The process of growing up – a process that seems to end only with physical expiration – is nothing if not a lengthy sorting task. Info goes in, filtered, considered, condensed or expanded, then kept or tossed. We are not static; in some way we change how and what we think every conscious day. There isn’t a point where anyone can say, “EeeYUP, that’s it, got it all, thanks,” and relax in certainty. Even if you SAY it and BELIEVE it, it still isn’t true. Your brain will keep working and sorting, despite any walls, fears, or laziness you may throw on it. It is a hungry machine. Information, feelings, values…all. One of the things you must sort out is a belief system, and then how much you believe your beliefs.

I was briefly raised in the Lutheran church. I say “briefly” because I bailed for good at age five. Tender age, I know, to embrace atheism, but that is how it went. I had two good reasons for refusing to attend church anymore. The one I told my appalled parents was that I didn’t believe in God because he wasn’t real. People kept talking about him like he was, but since I never saw any proof of his awesome power or commanding presence, I figured this dude was no more valid than the ghosts or monsters in my storybooks. At least the Tooth Fairy brought me some quarters. The reason I didn’t mention, figuring correctly that it would not hold much weight, was that I hated getting up early on Sundays and would much prefer to sleep in and eat the donuts my dad would bring from the bakery.

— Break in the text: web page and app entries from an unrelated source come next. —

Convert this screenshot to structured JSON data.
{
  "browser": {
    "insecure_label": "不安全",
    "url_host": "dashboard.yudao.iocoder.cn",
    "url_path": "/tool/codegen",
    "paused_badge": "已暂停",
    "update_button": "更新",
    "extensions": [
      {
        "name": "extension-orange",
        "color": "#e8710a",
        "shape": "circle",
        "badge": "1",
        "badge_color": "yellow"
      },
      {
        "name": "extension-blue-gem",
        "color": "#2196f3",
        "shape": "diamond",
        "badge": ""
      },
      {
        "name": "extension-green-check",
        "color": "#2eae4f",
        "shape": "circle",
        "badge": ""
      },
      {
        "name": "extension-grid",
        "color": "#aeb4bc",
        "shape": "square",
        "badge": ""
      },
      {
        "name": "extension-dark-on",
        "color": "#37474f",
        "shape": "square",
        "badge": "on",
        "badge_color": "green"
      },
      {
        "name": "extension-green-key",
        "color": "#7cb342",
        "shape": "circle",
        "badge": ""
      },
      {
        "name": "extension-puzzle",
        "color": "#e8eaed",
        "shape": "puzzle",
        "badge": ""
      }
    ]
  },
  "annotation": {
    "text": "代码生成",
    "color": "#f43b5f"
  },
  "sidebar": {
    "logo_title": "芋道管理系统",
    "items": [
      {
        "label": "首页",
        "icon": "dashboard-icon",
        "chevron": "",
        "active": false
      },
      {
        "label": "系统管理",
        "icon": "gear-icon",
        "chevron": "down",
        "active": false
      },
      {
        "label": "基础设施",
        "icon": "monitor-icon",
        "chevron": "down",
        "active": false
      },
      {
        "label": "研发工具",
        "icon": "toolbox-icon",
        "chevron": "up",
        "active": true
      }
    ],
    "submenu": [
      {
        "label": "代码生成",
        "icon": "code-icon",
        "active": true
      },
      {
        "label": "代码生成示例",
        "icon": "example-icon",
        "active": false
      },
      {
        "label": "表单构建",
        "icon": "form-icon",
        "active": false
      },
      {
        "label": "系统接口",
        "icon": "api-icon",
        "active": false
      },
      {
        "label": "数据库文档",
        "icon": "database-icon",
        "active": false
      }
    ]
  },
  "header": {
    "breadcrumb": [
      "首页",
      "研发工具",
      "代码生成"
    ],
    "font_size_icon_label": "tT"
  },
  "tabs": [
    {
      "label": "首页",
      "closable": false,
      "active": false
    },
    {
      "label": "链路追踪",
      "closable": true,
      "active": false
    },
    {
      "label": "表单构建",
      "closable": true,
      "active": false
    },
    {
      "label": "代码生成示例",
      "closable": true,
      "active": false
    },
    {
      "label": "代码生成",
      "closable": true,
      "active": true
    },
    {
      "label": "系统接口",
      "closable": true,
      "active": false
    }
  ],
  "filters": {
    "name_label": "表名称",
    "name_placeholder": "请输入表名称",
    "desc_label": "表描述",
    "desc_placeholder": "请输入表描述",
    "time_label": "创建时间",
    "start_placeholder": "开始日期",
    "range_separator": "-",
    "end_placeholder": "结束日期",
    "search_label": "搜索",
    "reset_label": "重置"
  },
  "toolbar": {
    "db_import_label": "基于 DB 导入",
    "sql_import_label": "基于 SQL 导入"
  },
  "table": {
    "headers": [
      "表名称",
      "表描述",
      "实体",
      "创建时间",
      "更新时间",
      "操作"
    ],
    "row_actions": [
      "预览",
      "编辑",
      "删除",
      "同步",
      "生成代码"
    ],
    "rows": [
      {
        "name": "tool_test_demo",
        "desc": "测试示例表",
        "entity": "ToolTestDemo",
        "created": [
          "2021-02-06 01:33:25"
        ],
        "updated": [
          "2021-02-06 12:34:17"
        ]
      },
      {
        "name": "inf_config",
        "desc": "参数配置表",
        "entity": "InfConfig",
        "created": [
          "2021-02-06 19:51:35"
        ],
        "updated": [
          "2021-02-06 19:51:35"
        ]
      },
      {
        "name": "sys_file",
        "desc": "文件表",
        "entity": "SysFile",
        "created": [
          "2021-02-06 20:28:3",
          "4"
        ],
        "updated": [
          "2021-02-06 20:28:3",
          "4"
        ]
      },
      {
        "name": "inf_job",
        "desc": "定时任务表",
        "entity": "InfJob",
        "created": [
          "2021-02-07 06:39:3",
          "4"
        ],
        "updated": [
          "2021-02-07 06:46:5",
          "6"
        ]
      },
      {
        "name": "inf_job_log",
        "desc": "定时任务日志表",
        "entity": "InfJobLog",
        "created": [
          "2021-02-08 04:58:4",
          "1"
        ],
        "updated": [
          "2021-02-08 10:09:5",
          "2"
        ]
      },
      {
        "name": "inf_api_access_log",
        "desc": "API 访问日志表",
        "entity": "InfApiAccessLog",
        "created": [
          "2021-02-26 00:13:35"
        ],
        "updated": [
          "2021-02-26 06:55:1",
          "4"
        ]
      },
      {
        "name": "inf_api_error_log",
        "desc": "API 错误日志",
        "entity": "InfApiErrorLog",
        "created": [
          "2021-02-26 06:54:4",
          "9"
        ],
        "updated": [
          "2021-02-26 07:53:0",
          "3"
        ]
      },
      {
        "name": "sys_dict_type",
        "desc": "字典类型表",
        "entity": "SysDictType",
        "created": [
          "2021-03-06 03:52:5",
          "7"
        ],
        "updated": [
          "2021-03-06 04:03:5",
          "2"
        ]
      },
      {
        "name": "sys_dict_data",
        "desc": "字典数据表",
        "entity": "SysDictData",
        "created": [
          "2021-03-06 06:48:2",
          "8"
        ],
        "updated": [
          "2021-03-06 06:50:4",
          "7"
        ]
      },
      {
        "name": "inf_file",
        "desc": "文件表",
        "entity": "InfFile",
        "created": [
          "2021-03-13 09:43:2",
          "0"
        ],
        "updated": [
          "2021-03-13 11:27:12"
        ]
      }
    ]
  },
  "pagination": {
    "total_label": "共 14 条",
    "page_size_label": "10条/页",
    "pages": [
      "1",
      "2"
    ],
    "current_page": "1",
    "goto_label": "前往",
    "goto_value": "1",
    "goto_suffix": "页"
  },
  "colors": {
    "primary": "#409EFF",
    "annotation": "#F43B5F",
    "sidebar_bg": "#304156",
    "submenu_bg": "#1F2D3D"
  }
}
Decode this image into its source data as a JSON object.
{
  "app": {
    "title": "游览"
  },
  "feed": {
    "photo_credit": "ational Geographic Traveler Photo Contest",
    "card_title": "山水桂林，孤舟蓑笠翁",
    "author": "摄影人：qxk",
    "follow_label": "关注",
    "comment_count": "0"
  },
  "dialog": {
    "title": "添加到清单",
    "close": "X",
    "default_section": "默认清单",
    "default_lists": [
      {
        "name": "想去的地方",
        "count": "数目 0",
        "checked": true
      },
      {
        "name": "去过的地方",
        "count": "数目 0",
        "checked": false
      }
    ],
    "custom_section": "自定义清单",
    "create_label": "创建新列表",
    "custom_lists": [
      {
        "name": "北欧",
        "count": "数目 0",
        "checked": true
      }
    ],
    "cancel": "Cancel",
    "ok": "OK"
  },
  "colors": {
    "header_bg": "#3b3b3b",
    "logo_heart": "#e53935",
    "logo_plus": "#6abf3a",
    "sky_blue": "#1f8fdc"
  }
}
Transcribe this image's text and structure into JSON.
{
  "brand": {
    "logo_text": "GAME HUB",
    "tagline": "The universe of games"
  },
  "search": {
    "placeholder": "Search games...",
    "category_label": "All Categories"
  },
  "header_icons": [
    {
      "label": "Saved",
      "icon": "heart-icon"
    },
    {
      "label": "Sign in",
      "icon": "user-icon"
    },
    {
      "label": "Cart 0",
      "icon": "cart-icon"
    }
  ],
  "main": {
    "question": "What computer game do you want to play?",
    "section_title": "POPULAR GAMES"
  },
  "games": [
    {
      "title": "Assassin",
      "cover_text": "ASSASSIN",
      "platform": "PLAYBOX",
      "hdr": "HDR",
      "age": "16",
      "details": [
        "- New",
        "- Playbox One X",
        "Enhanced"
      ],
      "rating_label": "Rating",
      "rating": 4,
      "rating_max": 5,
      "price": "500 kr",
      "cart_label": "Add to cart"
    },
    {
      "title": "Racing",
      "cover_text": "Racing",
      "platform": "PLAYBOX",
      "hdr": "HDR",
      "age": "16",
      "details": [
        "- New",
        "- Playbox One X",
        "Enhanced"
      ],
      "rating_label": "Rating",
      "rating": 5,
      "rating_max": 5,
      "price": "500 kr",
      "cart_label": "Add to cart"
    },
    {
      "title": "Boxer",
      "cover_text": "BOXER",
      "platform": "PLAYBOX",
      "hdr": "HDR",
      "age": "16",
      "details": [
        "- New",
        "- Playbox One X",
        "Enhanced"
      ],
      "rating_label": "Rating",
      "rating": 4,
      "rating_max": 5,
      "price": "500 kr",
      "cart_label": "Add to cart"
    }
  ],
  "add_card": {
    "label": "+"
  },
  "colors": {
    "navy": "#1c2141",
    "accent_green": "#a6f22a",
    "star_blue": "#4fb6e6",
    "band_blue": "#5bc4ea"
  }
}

Why didn’t my folks’ make me go to church anyway? I can only guess, but it was probably some combination of not wanting to forever battle a surly, pouty, and resolute small mule, their quiet streaks of similar independence, and the fresh donuts. In later years – much, much later – both my conservative  parents would say that they thought organized religion was mostly crap, had some doubts about the whole higher-power thing, but weren’t totally giving up on some kind of…something. Spiro-tual Agnew-stics.

But for a few elementary-school summers, I threw my whole God Schmod attitude to the fresh-grass-and-farm-fertilizer-smelling wind, and eagerly signed up for Daily Vacation Bible School. As much as I desperately waited for summer break to arrive, the reality was that those three months were often incredibly boring. You could only ride your bike, watch TV soaps and game shows, listen to the radio, watch the clouds go by, try to catch fireflies in a jar, read, make up war games with the neighborhood kids so much…damn, that all sounds pretty sweet now. But nonetheless, the solitary organized option for summer fun was Bible School, which my mother thought might sneakily change my mind while stopping me from complaining to her in the kitchen how there was “nothing to dooooooooooooo.”

That first early morning getting ready for Bible School, the sun already brightly shining and making light patterns on the floor of said kitchen, I was in Mule Mode, pissed. My mom sending me to Bible School was just as much a horror as her making me cut my hair short against my Breck Girl wishes. We drove the few blocks over to the church, a disaster of modern architecture in anyone’s opinion, and she dropped me off. I am sure that I glowered so heavily it appeared as if my eyebrows had consumed my eyes.

Ready to be assaulted by religious rhetoric Romper Room, I waited, but the other Ked never dropped. Daily Vacation Bible School was…fun! Run by some high school/college kids, we played games, made crafts, did cool science experiments, ran races and obstacle courses. Jesus, too, seemed to be on vacation. The only time one was reminded that we were doing the Christian thing was at closing time before the moms would come bring us back home again for lunch. We would gather on the side lawn in a big circle and sing pop Christian songs like “Kumbaya” or “He’s Got the Whole World In His Hands,” sometimes “Amazing Grace.”

It was then that I first felt in my tiny gut, the uncomfortable rumble of being a hypocrite. I didn’t want to sing those songs, or say those words. It made me feel wrong inside, in my heart and head. It felt like I was lying, as small and meaningless as the action may seem now. It felt huge to me.

But, of course, I sang along. I sang along and clapped and smiled with the rest of the kids and the counselors. Bible School was fun, and I wanted to enjoy all the action. I worried if I said anything or refused to sing and clap and smile that I would be banished from this little Garden, bring shame upon my family, an extra bad thing being that my dad was mayor of the town at the time. Mouthing the words to hymns I hardly knew, I looked at the faces around me. How did they believe in this? Why? Why didn’t I? Why is it so wrong to feel like I did? Why were my beliefs unacceptable?

The cost was only to me, those summer mornings as the moms sat in their long station wagons, waiting for circle to finish up, impossible for anyone else to see.